In connection wit the JMM’s newest exhibition, A Blessing to One Another: Pope John Paul II and the Jewish People, the JMM is proud to present programming that highlight interfaith dialog and study. This year’s Sadie B. Feldman Family Lecture will feature Father John Pawlikowski, professor of ethics and the director of the Catholic-Jewish Studies program at the Catholic Theological Union. Fr. Pawlikowski will deliver a lecture in commemoration of the 45th anniversary of Nostra Aetate, the historic declaration on the relationship of the Catholic Church to non-Christian religions.
I am also eager and anxious to continue with weekly my visits to Patterson High School, a large Baltimore City Public School and continue to work on the JMM’s latest educational initiative, Student Immigration Stories. The SIS program is just one of the Museum’s many education programs and this one fulfills our mission – to teach about Baltimore’s history as a haven for immigrants and refugees in the past and present. The JMM has developed a wonderful relationship with this school and we are working specifically with Ms. Sally Franklin’s ESOL (English for Speakers of Other Languages) class and Jennifer Zunikoff, a professional storyteller in the area. This particular initiative looks at contemporary immigration to Baltimore.
The students participating in the project are learning how to craft their personal immigration stories with the help of the storyteller.
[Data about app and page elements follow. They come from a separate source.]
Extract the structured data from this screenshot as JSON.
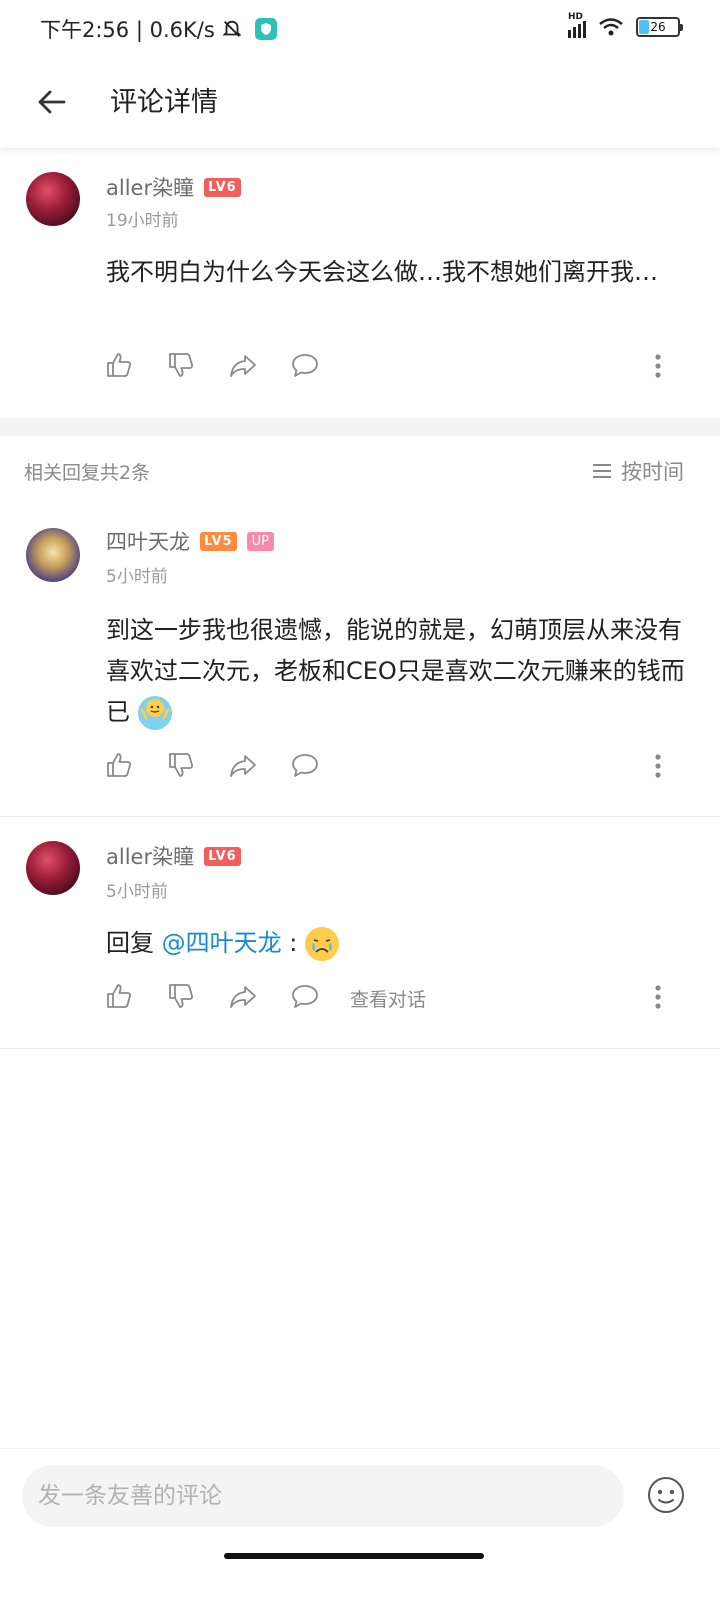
{
  "status_bar": {
    "time_speed": "下午2:56 | 0.6K/s",
    "battery": "26",
    "network": "HD"
  },
  "header": {
    "title": "评论详情"
  },
  "main_comment": {
    "username": "aller染瞳",
    "level": "LV6",
    "time": "19小时前",
    "text": "我不明白为什么今天会这么做…我不想她们离开我…"
  },
  "replies": {
    "count_label": "相关回复共2条",
    "sort_label": "按时间",
    "items": [
      {
        "username": "四叶天龙",
        "level": "LV5",
        "badge": "UP",
        "time": "5小时前",
        "text": "到这一步我也很遗憾，能说的就是，幻萌顶层从来没有喜欢过二次元，老板和CEO只是喜欢二次元赚来的钱而已"
      },
      {
        "username": "aller染瞳",
        "level": "LV6",
        "time": "5小时前",
        "reply_prefix": "回复 ",
        "mention": "@四叶天龙",
        "reply_suffix": " :",
        "view_conversation": "查看对话"
      }
    ]
  },
  "composer": {
    "placeholder": "发一条友善的评论"
  },
  "colors": {
    "level6": "#f25d5d",
    "level5": "#ff8a3d",
    "up_badge": "#f68aa8",
    "mention": "#178bcf"
  }
}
The power of the first-person narrative makes this program a compelling educational experience. With the help of facilitated questions, and the use of visualization and guided imagery, these techniques help the students formulate their personal stories as well as provide opportunities for the students to learn from their classmates.
The goal of the Student Immigration Stories program is to address the needs in schools whose student populations are rapidly diversifying due to an influx of immigrants from different countries. Many school administrators describe a general atmosphere of unease at schools where there is a large immigrant population and where the student body at large demonstrates a lack of tolerance or willingness to accept students from foreign countries. It is the hope this program will serve as a forum for students to gain understanding and acceptance of their fellow students.
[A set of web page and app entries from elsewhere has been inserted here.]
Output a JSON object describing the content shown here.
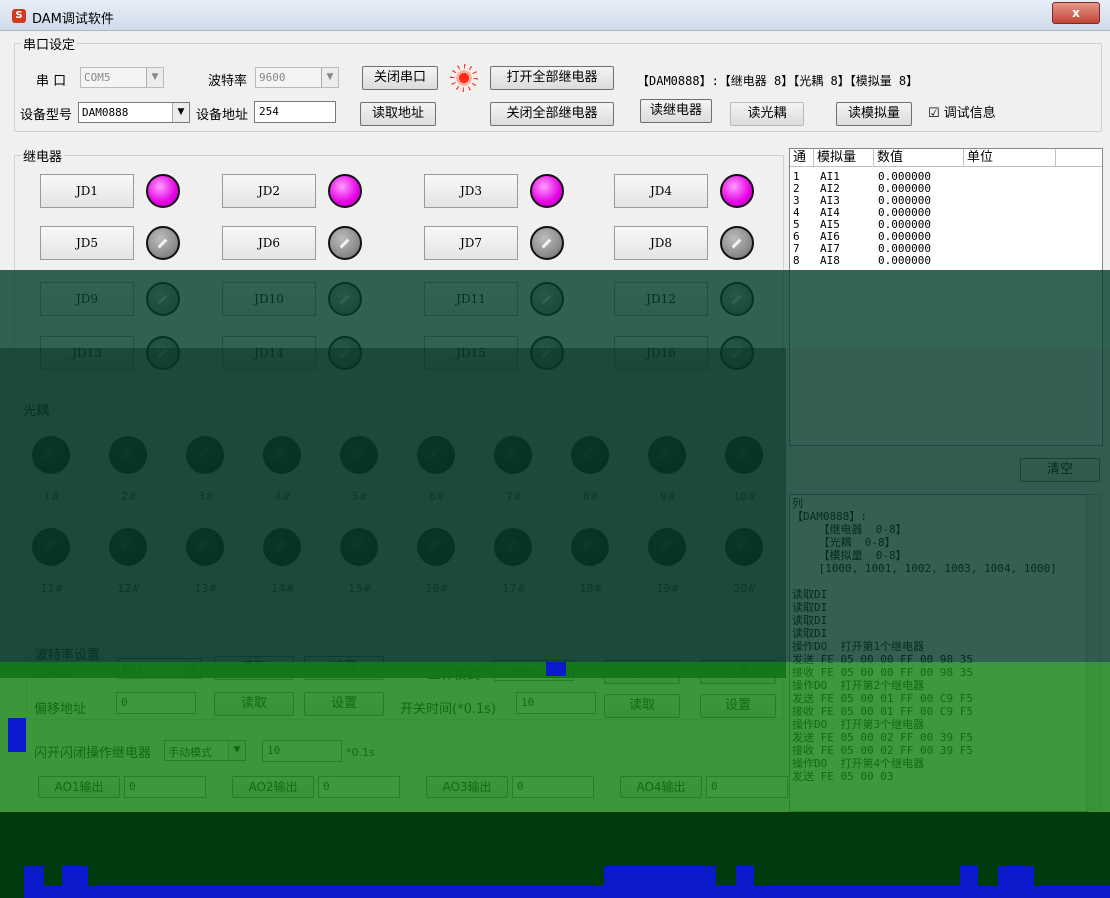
{
  "window": {
    "title": "DAM调试软件",
    "close": "x"
  },
  "serial": {
    "legend": "串口设定",
    "port_label": "串  口",
    "port_value": "COM5",
    "baud_label": "波特率",
    "baud_value": "9600",
    "close_port": "关闭串口",
    "open_all": "打开全部继电器",
    "close_all": "关闭全部继电器",
    "info": "【DAM0888】:【继电器 8】【光耦 8】【模拟量 8】",
    "model_label": "设备型号",
    "model_value": "DAM0888",
    "addr_label": "设备地址",
    "addr_value": "254",
    "read_addr": "读取地址",
    "read_relay": "读继电器",
    "read_opto": "读光耦",
    "read_analog": "读模拟量",
    "debug_label": "调试信息",
    "debug_checked": "☑"
  },
  "relay": {
    "legend": "继电器",
    "buttons": [
      "JD1",
      "JD2",
      "JD3",
      "JD4",
      "JD5",
      "JD6",
      "JD7",
      "JD8",
      "JD9",
      "JD10",
      "JD11",
      "JD12",
      "JD13",
      "JD14",
      "JD15",
      "JD16"
    ],
    "states": [
      "on",
      "on",
      "on",
      "on",
      "off",
      "off",
      "off",
      "off",
      "off",
      "off",
      "off",
      "off",
      "off",
      "off",
      "off",
      "off"
    ]
  },
  "analog_table": {
    "headers": [
      "通",
      "模拟量",
      "数值",
      "单位"
    ],
    "rows": [
      {
        "ch": "1",
        "name": "AI1",
        "value": "0.000000"
      },
      {
        "ch": "2",
        "name": "AI2",
        "value": "0.000000"
      },
      {
        "ch": "3",
        "name": "AI3",
        "value": "0.000000"
      },
      {
        "ch": "4",
        "name": "AI4",
        "value": "0.000000"
      },
      {
        "ch": "5",
        "name": "AI5",
        "value": "0.000000"
      },
      {
        "ch": "6",
        "name": "AI6",
        "value": "0.000000"
      },
      {
        "ch": "7",
        "name": "AI7",
        "value": "0.000000"
      },
      {
        "ch": "8",
        "name": "AI8",
        "value": "0.000000"
      }
    ]
  },
  "clear_button": "清空",
  "opto": {
    "legend": "光耦",
    "labels": [
      "1#",
      "2#",
      "3#",
      "4#",
      "5#",
      "6#",
      "7#",
      "8#",
      "9#",
      "10#",
      "11#",
      "12#",
      "13#",
      "14#",
      "15#",
      "16#",
      "17#",
      "18#",
      "19#",
      "20#"
    ]
  },
  "baud_settings": {
    "legend": "波特率设置",
    "baud_label": "波特率",
    "baud_value": "默认",
    "read": "读取",
    "set": "设置",
    "work_mode_label": "工作模式",
    "work_mode_value": "正常模式",
    "offset_label": "偏移地址",
    "offset_value": "0",
    "switch_time_label": "开关时间(*0.1s)",
    "switch_time_value": "10",
    "flash_label": "闪开闪闭操作继电器",
    "flash_mode": "手动模式",
    "flash_value": "10",
    "flash_unit": "*0.1s",
    "ao": [
      {
        "label": "AO1输出",
        "value": "0"
      },
      {
        "label": "AO2输出",
        "value": "0"
      },
      {
        "label": "AO3输出",
        "value": "0"
      },
      {
        "label": "AO4输出",
        "value": "0"
      }
    ]
  },
  "log": {
    "lines": [
      "列",
      "【DAM0888】:",
      "    【继电器  0-8】",
      "    【光耦  0-8】",
      "    【模拟量  0-8】",
      "    [1000, 1001, 1002, 1003, 1004, 1000]",
      "",
      "读取DI",
      "读取DI",
      "读取DI",
      "读取DI",
      "操作DO  打开第1个继电器",
      "发送 FE 05 00 00 FF 00 98 35",
      "接收 FE 05 00 00 FF 00 98 35",
      "操作DO  打开第2个继电器",
      "发送 FE 05 00 01 FF 00 C9 F5",
      "接收 FE 05 00 01 FF 00 C9 F5",
      "操作DO  打开第3个继电器",
      "发送 FE 05 00 02 FF 00 39 F5",
      "接收 FE 05 00 02 FF 00 39 F5",
      "操作DO  打开第4个继电器",
      "发送 FE 05 00 03"
    ]
  }
}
The weekly visits are very powerful and it is a humbling experience to listen to the students describe their lives in their native countries. During our last session, Jennifer (the storyteller), asked the students these questions. “If you could bring one thing from your native country to Baltimore- what would it be? And if you could bring one thing from Baltimore back home to your native country what would it be? The students’ answers were amazing. Some of the students from Nepal said that they wanted to bring the lushness of the jungle and the majestic Mt. Everest to Baltimore. Some of the students from Central America said that they would bring our law enforcement system, Patterson High School along with their beloved teacher, Ms. Franklin back to their native countries of El Salvador, Honduras and the Dominican Republic.
The power of the first-person narrative makes this an especially compelling educational experience. I listen to these students in the class and I am blown away by the courage and strength of the students to share their intimate stories. Their stories allow me to be transported to different countries and places all over the world. Their personal stories allow me to find connections and a common ground with each of the students. It is the hope that the students in the schools will also find common ground and connections with these students who share their stories of immigration.
It’s going to be an exciting programming season at the JMM- LET THE PROGRAMS BEGIN!